Dog arthritis symptoms may also include irritability, snapping or growling. A dog in pain may be restless at night, as they are unable to get into a comfortable position, or may end up sleeping excessive amounts. Dogs with arthritis may hold their body in a strange position—such as a funny head tilt or standing in a weird way due to a very stiff back. The affected limb may experience visible muscle atrophy, and your dog may chew or lick at the sore joint itself.

Joint Medicines for Dogs

Nutramax Cosequin Maximum Strength (DS) Plus MSM is a joint health supplement for dogs containing glucosamine, chondroitin sulfate and MSM. These ingredients maintain joint functioning, support cartilage production, and protect cartilage from breakdown. This supplement can be given every day to reduce symptoms of arthritis. It can be given every other day to maintain results in arthritic dogs or support healthy joint functioning in dogs without symptoms.

VetriScience GlycoFlex Stage III Ultimate Strength Joint Support Bite-Sized Dog Chews offer high levels of glucosamine, MSM and perna canaliculus (green-lipped mussels) for superior joint care. It is suggested for active and competitive dogs to maintain top form, but can also provide support for dogs who show signs of aging and discomfort, as well as those with limited mobility after orthopedic surgery. These bite-size soft chews are clinically proven to increase hind leg strength in dogs by up to 41% in 4 weeks.

Natural Balance L.I.T. Limited Ingredient Treats Jumpin’ Stix are grain-free treats perfect for arthritic dogs with food sensitivities. These treats are made with real venison and are formulated with glucosamine and chondroitin to support healthy hips and joints.

Zuke’s Hip Action Peanut Butter Formula Dog Treats help maintain hip and joint function with the natural goodness of glucosamine, chondroitin and whole food antioxidants. These treats also contain eggshell membrane, which is loaded with natural nutrients for added joint support.

Lifestyle Changes to Ease the Symptoms

“There are many lifestyle modifications that owners can make for their pets to reduce arthritis symptoms—or prevent it in the first place,” says Dr. Laurie Coger, a veterinarian at Healthy Dog Workshop.

Weight control is a huge factor, as excess weight puts tremendous pressure on a dog’s joints. To keep your pet’s weight down, try to keep them active. Staying active is also beneficial for older dogs. “It’s important to keep senior dogs moving, as they will lose flexibility and muscle tone quickly if idle,” says Dr. Coger. “Exercise doesn’t have to be running a marathon—just walking and playing is fine.”

On a similar note, Dr. Coger says it’s very important to manage your dog’s nutrition carefully. Start at-risk dogs on joint supplementation as soon as possible to minimize inflammation.

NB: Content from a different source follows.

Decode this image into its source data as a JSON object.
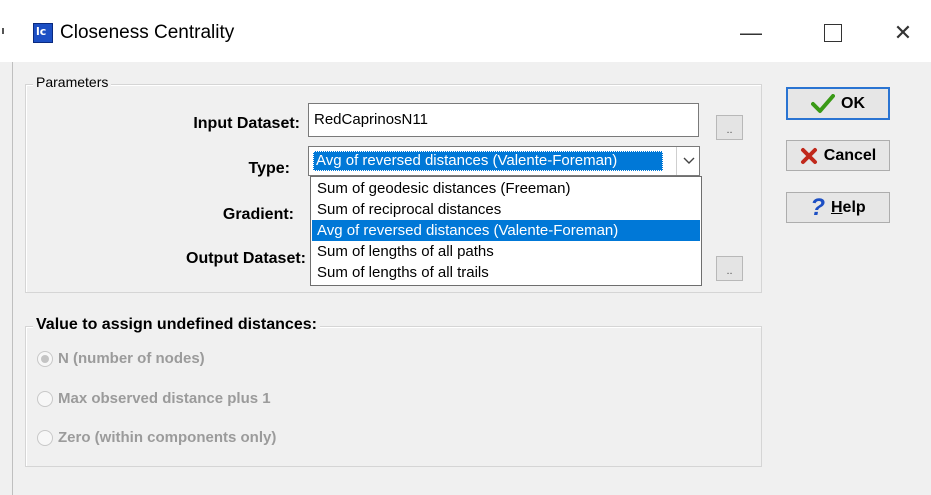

Dr. Coger recommends giving your dog these supplements once they become 1 year old. One way to reduce inflammation is to minimize fillers like corn, soy or wheat in a dog’s diet. “Dogs need protein—they do not have any nutritional need for carbohydrates,” she says. A great diet can reduce the likelihood of, or even prevent, arthritis from developing in the first place.

Chiropractic care is another great option for at-risk dogs. “Keeping the body in balance can slow the progression of the disease,” says Dr. Coger. Once a dog has developed arthritis, she recommends physical therapy, including underwater treadmill running, as well as therapeutic exercises prescribed by a veterinarian. Dr. Coger also recommends low-level laser therapy, which can decrease inflammation, speed healing and build muscle strength.

By: Chewy Editorial